My initial version with different ends had arrows at the left hand side of all timeline shapes and circles at the right hand side, but with this proof of concept in place I could then add in a filter to only add in the shapes when required.  This meant updating the structure of the data that is fed to the timeline code to add in new fields for whether a timeline shape is ‘ante’ or ‘circa’ (or neither).  It took some time to update the script that generates the data to account for all of the various ‘ac’ fields in the database and figure out whether these apply to the start date or end date, but I got there in the end.  I also had to work with the D3.js ‘filter’ option, which is what needs to be used instead of a regular ‘if’ statement.  E.g. this is how I check to see whether a start date is ‘ante’ or is Old English (both of which need arrows to the left):

.filter(function(d){ var check = false; if(d.starting_ac == “a” || d.starting_time == -27454550400000) check = true; return check;})

With this in place I then had a timeline with shapes that have different ends depending on the types of dates that are present, and I must say I’m pretty pleased with how this is working out, as I was worried I wouldn’t be able to get this feature working.  Here’s a screenshot:

Note that there are further things to do.  For example, some dates have an ‘ante’ end date, but I’m not currently sure how these should be handled.  Also using dots for single years means it’s not possible to differentiate between ‘circa’ single dates and regular single dates.  Marc, Fraser and I will need to meet again to consider how best to deal with these instances.

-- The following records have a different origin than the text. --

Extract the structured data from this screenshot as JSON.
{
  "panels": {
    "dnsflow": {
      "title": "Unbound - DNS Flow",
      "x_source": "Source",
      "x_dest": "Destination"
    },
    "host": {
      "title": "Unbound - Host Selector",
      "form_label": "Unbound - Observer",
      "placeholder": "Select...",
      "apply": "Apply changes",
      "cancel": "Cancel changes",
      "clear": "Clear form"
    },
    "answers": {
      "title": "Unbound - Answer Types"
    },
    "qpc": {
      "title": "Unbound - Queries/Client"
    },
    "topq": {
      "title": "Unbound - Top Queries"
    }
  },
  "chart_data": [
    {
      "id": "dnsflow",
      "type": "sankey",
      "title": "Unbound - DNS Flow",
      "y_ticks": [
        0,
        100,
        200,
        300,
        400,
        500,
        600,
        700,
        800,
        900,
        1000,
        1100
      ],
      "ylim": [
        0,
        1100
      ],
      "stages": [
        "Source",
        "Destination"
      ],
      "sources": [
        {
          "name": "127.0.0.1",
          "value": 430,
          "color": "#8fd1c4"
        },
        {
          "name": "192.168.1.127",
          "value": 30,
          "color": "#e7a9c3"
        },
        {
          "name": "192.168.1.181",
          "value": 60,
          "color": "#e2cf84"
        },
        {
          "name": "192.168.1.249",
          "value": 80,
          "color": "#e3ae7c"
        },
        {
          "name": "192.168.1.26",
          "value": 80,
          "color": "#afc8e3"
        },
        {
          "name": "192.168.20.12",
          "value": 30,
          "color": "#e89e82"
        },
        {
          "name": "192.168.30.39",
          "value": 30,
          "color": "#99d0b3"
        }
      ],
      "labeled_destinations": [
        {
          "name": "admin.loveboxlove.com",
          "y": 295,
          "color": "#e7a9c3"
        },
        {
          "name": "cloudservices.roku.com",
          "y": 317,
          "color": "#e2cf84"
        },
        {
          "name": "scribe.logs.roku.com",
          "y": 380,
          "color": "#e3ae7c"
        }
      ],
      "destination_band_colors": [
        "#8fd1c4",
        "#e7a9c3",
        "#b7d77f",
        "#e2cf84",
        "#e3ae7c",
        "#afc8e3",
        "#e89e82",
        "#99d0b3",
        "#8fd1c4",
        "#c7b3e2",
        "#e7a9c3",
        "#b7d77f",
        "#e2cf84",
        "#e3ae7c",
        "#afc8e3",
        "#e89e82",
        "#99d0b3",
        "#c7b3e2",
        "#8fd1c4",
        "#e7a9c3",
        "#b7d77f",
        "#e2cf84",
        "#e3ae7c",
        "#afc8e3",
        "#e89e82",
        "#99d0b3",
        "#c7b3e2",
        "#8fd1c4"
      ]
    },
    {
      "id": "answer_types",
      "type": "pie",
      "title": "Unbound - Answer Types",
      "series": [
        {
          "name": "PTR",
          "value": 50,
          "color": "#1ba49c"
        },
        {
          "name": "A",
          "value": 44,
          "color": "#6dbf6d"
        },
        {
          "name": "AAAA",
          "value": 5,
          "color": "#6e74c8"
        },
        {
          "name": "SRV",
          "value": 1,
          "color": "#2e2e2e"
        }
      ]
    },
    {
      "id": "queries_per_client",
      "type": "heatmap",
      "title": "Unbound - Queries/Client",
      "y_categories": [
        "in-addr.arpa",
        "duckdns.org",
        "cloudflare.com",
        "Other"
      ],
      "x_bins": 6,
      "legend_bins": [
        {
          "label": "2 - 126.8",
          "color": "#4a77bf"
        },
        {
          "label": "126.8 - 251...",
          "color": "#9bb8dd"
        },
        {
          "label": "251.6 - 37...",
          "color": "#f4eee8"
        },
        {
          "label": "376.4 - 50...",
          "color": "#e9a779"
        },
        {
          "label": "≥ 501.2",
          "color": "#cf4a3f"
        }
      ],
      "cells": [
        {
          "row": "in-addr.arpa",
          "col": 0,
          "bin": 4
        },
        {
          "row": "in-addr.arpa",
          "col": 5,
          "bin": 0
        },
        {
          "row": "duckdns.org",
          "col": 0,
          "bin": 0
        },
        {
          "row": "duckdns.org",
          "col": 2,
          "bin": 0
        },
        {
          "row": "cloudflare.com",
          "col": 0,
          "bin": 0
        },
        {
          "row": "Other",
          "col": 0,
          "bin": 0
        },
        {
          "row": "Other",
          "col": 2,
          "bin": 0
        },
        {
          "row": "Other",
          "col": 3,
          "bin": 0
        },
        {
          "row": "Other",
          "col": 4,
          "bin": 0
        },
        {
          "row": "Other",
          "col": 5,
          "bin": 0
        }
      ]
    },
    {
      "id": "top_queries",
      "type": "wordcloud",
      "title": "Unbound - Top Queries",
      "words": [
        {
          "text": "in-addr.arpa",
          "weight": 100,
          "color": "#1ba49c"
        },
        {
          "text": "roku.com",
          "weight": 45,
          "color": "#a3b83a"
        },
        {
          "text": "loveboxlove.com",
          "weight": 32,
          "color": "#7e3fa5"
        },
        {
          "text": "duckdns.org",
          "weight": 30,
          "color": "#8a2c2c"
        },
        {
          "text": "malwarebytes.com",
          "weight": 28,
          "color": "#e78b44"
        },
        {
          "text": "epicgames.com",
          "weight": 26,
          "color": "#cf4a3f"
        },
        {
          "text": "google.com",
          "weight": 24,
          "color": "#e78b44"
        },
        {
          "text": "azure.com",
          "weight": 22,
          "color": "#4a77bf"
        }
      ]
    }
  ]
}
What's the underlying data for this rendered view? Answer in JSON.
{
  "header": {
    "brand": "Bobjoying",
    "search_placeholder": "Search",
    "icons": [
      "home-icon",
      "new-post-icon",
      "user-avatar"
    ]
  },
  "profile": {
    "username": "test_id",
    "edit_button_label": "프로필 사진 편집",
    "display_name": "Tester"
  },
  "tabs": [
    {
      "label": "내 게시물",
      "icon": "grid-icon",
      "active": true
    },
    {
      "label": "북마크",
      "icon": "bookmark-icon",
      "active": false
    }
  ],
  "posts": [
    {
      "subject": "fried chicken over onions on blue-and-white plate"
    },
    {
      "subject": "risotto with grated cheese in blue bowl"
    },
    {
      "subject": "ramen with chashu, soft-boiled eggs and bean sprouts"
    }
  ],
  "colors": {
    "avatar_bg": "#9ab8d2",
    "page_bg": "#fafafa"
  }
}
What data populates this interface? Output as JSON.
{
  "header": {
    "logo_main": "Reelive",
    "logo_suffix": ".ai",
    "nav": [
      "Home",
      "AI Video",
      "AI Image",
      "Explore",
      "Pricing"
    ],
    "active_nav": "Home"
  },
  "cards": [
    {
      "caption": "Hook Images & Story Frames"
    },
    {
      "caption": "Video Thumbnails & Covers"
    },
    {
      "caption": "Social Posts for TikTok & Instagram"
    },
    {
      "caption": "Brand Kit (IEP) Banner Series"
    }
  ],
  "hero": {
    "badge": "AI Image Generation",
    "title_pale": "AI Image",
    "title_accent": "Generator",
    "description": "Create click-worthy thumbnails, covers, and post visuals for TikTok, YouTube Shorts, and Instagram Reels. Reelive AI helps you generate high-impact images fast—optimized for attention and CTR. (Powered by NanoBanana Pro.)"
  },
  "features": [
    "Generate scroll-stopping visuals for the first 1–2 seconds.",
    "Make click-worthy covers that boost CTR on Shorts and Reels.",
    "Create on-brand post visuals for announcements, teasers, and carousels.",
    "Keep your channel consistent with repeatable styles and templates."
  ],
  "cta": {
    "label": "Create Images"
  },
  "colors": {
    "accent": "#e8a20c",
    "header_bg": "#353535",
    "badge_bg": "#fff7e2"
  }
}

My final task for the week was to look into sorting the timeline.  Currently the timeline is listed by date, but we want an option to list if alphabetically by word as well.  I managed to get a rudimentary sort function working, but as of yet it redraws the whole timeline when the sort option is selected and I’d rather it animated the moving of rows instead, which would look a lot nicer.  This might take some work, though.